Task objective: Below are some entries. Copy each line that holds the string "label".

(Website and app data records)
+--

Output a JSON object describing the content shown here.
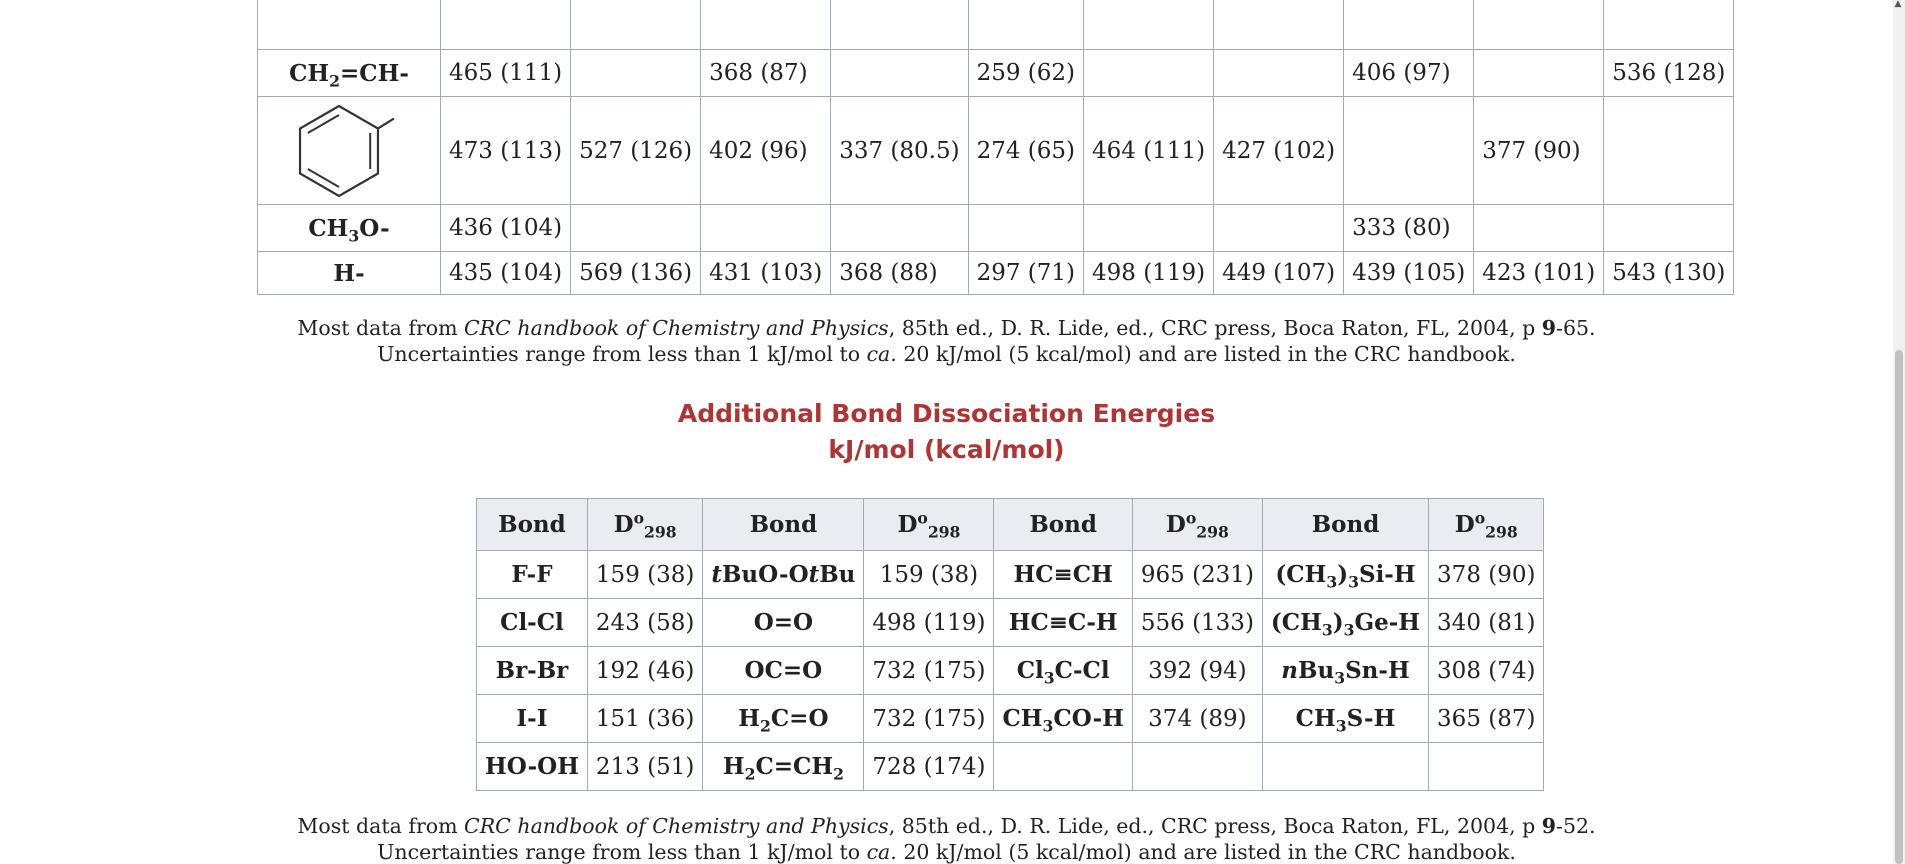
{
  "main_table": {
    "rows": [
      {
        "label": "",
        "cells": [
          "",
          "",
          "",
          "",
          "",
          "",
          "",
          "",
          "",
          ""
        ]
      },
      {
        "label": "CH2=CH-",
        "cells": [
          "465 (111)",
          "",
          "368 (87)",
          "",
          "259 (62)",
          "",
          "",
          "406 (97)",
          "",
          "536 (128)"
        ]
      },
      {
        "label": "",
        "cells": [
          "473 (113)",
          "527 (126)",
          "402 (96)",
          "337 (80.5)",
          "274 (65)",
          "464 (111)",
          "427 (102)",
          "",
          "377 (90)",
          ""
        ]
      },
      {
        "label": "CH3O-",
        "cells": [
          "436 (104)",
          "",
          "",
          "",
          "",
          "",
          "",
          "333 (80)",
          "",
          ""
        ]
      },
      {
        "label": "H-",
        "cells": [
          "435 (104)",
          "569 (136)",
          "431 (103)",
          "368 (88)",
          "297 (71)",
          "498 (119)",
          "449 (107)",
          "439 (105)",
          "423 (101)",
          "543 (130)"
        ]
      }
    ]
  },
  "note1": {
    "prefix": "Most data from ",
    "source": "CRC handbook of Chemistry and Physics",
    "middle": ", 85th ed., D. R. Lide, ed., CRC press, Boca Raton, FL, 2004, p ",
    "page_bold": "9",
    "page_rest": "-65.",
    "line2_prefix": "Uncertainties range from less than 1 kJ/mol to ",
    "line2_ca": "ca.",
    "line2_suffix": " 20 kJ/mol (5 kcal/mol) and are listed in the CRC handbook."
  },
  "section": {
    "title_line1": "Additional Bond Dissociation Energies",
    "title_line2": "kJ/mol (kcal/mol)"
  },
  "add_table": {
    "header_bond": "Bond",
    "header_d_main": "D",
    "header_d_sup": "o",
    "header_d_sub": "298",
    "rows": [
      [
        "F-F",
        "159 (38)",
        "tBuO-OtBu",
        "159 (38)",
        "HC≡CH",
        "965 (231)",
        "(CH3)3Si-H",
        "378 (90)"
      ],
      [
        "Cl-Cl",
        "243 (58)",
        "O=O",
        "498 (119)",
        "HC≡C-H",
        "556 (133)",
        "(CH3)3Ge-H",
        "340 (81)"
      ],
      [
        "Br-Br",
        "192 (46)",
        "OC=O",
        "732 (175)",
        "Cl3C-Cl",
        "392 (94)",
        "nBu3Sn-H",
        "308 (74)"
      ],
      [
        "I-I",
        "151 (36)",
        "H2C=O",
        "732 (175)",
        "CH3CO-H",
        "374 (89)",
        "CH3S-H",
        "365 (87)"
      ],
      [
        "HO-OH",
        "213 (51)",
        "H2C=CH2",
        "728 (174)",
        "",
        "",
        "",
        ""
      ]
    ]
  },
  "note2": {
    "prefix": "Most data from ",
    "source": "CRC handbook of Chemistry and Physics",
    "middle": ", 85th ed., D. R. Lide, ed., CRC press, Boca Raton, FL, 2004, p ",
    "page_bold": "9",
    "page_rest": "-52.",
    "line2_prefix": "Uncertainties range from less than 1 kJ/mol to ",
    "line2_ca": "ca.",
    "line2_suffix": " 20 kJ/mol (5 kcal/mol) and are listed in the CRC handbook."
  },
  "icons": {
    "benzene": "benzene-ring-structure",
    "phenyl": "phenyl-ring-structure"
  }
}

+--

Solution below:
        "label": "",
        "label": "CH2=CH-",
        "label": "",
        "label": "CH3O-",
        "label": "H-",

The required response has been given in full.